Data about app and page elements:
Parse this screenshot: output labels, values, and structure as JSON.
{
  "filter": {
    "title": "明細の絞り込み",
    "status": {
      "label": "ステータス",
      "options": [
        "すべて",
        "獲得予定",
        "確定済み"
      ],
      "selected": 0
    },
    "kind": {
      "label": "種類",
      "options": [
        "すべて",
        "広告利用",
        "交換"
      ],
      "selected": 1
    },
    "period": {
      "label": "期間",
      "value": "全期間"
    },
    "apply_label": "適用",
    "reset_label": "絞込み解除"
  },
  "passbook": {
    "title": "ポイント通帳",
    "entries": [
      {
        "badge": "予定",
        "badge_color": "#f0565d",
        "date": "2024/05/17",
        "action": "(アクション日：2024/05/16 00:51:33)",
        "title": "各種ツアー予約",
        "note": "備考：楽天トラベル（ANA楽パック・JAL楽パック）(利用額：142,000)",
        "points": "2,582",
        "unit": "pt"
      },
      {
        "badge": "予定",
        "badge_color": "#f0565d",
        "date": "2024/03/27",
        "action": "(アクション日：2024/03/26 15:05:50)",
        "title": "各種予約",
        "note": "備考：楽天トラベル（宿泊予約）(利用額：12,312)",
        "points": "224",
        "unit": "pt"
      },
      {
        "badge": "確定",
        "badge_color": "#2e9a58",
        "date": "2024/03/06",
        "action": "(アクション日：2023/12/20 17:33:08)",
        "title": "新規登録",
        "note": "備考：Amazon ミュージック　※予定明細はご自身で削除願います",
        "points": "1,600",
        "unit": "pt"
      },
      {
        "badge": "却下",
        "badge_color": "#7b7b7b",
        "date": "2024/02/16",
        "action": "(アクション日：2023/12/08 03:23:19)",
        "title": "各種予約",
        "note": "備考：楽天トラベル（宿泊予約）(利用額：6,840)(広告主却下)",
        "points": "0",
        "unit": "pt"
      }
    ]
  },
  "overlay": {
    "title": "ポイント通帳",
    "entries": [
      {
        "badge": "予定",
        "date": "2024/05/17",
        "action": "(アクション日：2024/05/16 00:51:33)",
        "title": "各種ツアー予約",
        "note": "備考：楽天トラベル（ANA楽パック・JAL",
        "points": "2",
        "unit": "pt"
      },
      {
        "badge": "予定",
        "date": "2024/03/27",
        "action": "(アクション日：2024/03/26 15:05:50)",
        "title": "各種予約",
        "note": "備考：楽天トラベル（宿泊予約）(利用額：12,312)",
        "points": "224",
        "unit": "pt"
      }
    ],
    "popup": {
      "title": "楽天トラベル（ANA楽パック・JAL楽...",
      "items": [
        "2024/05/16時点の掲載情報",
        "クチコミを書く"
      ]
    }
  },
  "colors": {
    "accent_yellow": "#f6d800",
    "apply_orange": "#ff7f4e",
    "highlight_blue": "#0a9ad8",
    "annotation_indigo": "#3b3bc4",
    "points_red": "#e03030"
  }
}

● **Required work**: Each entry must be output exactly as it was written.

● **Output for this exercise**:
Parse this screenshot: output labels, values, and structure as JSON.
{
  "filter": {
    "title": "明細の絞り込み",
    "status": {
      "label": "ステータス",
      "options": [
        "すべて",
        "獲得予定",
        "確定済み"
      ],
      "selected": 0
    },
    "kind": {
      "label": "種類",
      "options": [
        "すべて",
        "広告利用",
        "交換"
      ],
      "selected": 1
    },
    "period": {
      "label": "期間",
      "value": "全期間"
    },
    "apply_label": "適用",
    "reset_label": "絞込み解除"
  },
  "passbook": {
    "title": "ポイント通帳",
    "entries": [
      {
        "badge": "予定",
        "badge_color": "#f0565d",
        "date": "2024/05/17",
        "action": "(アクション日：2024/05/16 00:51:33)",
        "title": "各種ツアー予約",
        "note": "備考：楽天トラベル（ANA楽パック・JAL楽パック）(利用額：142,000)",
        "points": "2,582",
        "unit": "pt"
      },
      {
        "badge": "予定",
        "badge_color": "#f0565d",
        "date": "2024/03/27",
        "action": "(アクション日：2024/03/26 15:05:50)",
        "title": "各種予約",
        "note": "備考：楽天トラベル（宿泊予約）(利用額：12,312)",
        "points": "224",
        "unit": "pt"
      },
      {
        "badge": "確定",
        "badge_color": "#2e9a58",
        "date": "2024/03/06",
        "action": "(アクション日：2023/12/20 17:33:08)",
        "title": "新規登録",
        "note": "備考：Amazon ミュージック　※予定明細はご自身で削除願います",
        "points": "1,600",
        "unit": "pt"
      },
      {
        "badge": "却下",
        "badge_color": "#7b7b7b",
        "date": "2024/02/16",
        "action": "(アクション日：2023/12/08 03:23:19)",
        "title": "各種予約",
        "note": "備考：楽天トラベル（宿泊予約）(利用額：6,840)(広告主却下)",
        "points": "0",
        "unit": "pt"
      }
    ]
  },
  "overlay": {
    "title": "ポイント通帳",
    "entries": [
      {
        "badge": "予定",
        "date": "2024/05/17",
        "action": "(アクション日：2024/05/16 00:51:33)",
        "title": "各種ツアー予約",
        "note": "備考：楽天トラベル（ANA楽パック・JAL",
        "points": "2",
        "unit": "pt"
      },
      {
        "badge": "予定",
        "date": "2024/03/27",
        "action": "(アクション日：2024/03/26 15:05:50)",
        "title": "各種予約",
        "note": "備考：楽天トラベル（宿泊予約）(利用額：12,312)",
        "points": "224",
        "unit": "pt"
      }
    ],
    "popup": {
      "title": "楽天トラベル（ANA楽パック・JAL楽...",
      "items": [
        "2024/05/16時点の掲載情報",
        "クチコミを書く"
      ]
    }
  },
  "colors": {
    "accent_yellow": "#f6d800",
    "apply_orange": "#ff7f4e",
    "highlight_blue": "#0a9ad8",
    "annotation_indigo": "#3b3bc4",
    "points_red": "#e03030"
  }
}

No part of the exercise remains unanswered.